Hector-Jean-Baptiste d’Espouy (sometimes written Espouy) was a French painter and architect, as well as a professor of ornamental design at the School of Beaux Arts in Paris from 1895. He exhibited landscapes and views of monuments at the Salon of 1880. In 1884, he won the Grand Prix de Rome, a scholarship for four years of study at Villa Medici, which he followed by several years of travel in Greece and Italy. He also edited other architectural books including a set on Medieval and Renaissance architecture.
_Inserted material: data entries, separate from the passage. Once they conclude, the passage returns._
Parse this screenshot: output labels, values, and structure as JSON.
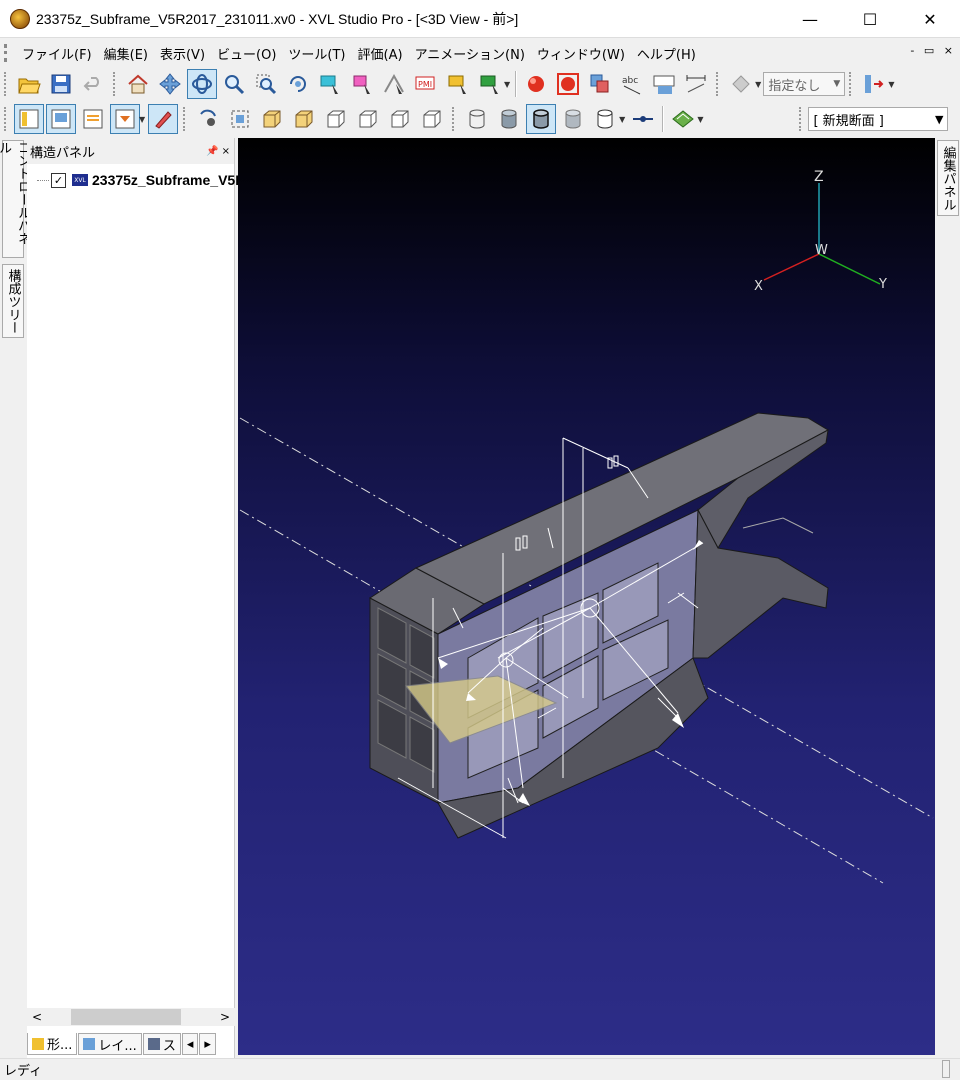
{
  "window": {
    "title": "23375z_Subframe_V5R2017_231011.xv0 - XVL Studio Pro - [<3D View - 前>]",
    "min_glyph": "—",
    "max_glyph": "☐",
    "close_glyph": "✕"
  },
  "menu": {
    "items": [
      "ファイル(F)",
      "編集(E)",
      "表示(V)",
      "ビュー(O)",
      "ツール(T)",
      "評価(A)",
      "アニメーション(N)",
      "ウィンドウ(W)",
      "ヘルプ(H)"
    ],
    "mdi_controls": "- ▭ ×"
  },
  "toolbar": {
    "designation_combo": "指定なし",
    "section_combo": "[ 新規断面 ]"
  },
  "side_tabs": {
    "control_panel": "コントロールパネル",
    "structure_tree": "構成ツリー",
    "edit_panel": "編集パネル"
  },
  "structure_panel": {
    "title": "構造パネル",
    "controls": "📌 ×",
    "tree_item": "23375z_Subframe_V5I",
    "tree_item_icon": "XVL",
    "checked_mark": "✓",
    "bottom_tabs": [
      "形...",
      "レイ...",
      "ス"
    ]
  },
  "axes": {
    "z": "Z",
    "w": "W",
    "x": "X",
    "y": "Y"
  },
  "status": {
    "text": "レディ"
  },
  "colors": {
    "viewport_top": "#000000",
    "viewport_bottom": "#2d2d88",
    "axis_x": "#d42020",
    "axis_y": "#20b020",
    "axis_z": "#20a0b0",
    "model_face": "#5e5e66",
    "model_inner": "#8888aa"
  }
}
Two of the prints depict the mammoth 10-foot Warwick Vase, created in ancient Rome, was uncovered from the bottom of Lake Tivoli, near Hadrian’s Villa in the 18th Century. It features classical bacchal masks and associated emblems such as a pine-cone tip staff known as a thysrus, together with classical leaves and intertwined naturalistic handles, raised on a square plinth. It was owned by Sir William Hamilton, the special consul to Naples, who was well-known for his famous collection of antiquities including terra cotta vases. Hamilton in turn gave the vase to his nephew, the Earl of Warwick. The original stood at Warwick Castle until the 1970’s, when it was sold to the Burrell Collection in Glasgow, where it is now on display. The vase was illustrated by G.B. Piranesi in an engraving from his famous Vasi book, and was reproduced in a variety of media in the 19th century, including silver and iron.
Bénézit, E. Dictionnaire critique et documentaire des Peintres, Sculpteurs, Dessinateurs et Graveurs. France: Librairie Gründ, 1966. Vol. 3, p. 611.
“Greek and Roman Architecture in Classical Illustrations by Hector d’Espouy.” David Brown Book Co. http://www.oxbowbooks.com/bookinfo.cfm/ID/24172//Location/
DBBC/CFID/7004172/CFTOKEN/58572561 (26 August 2004).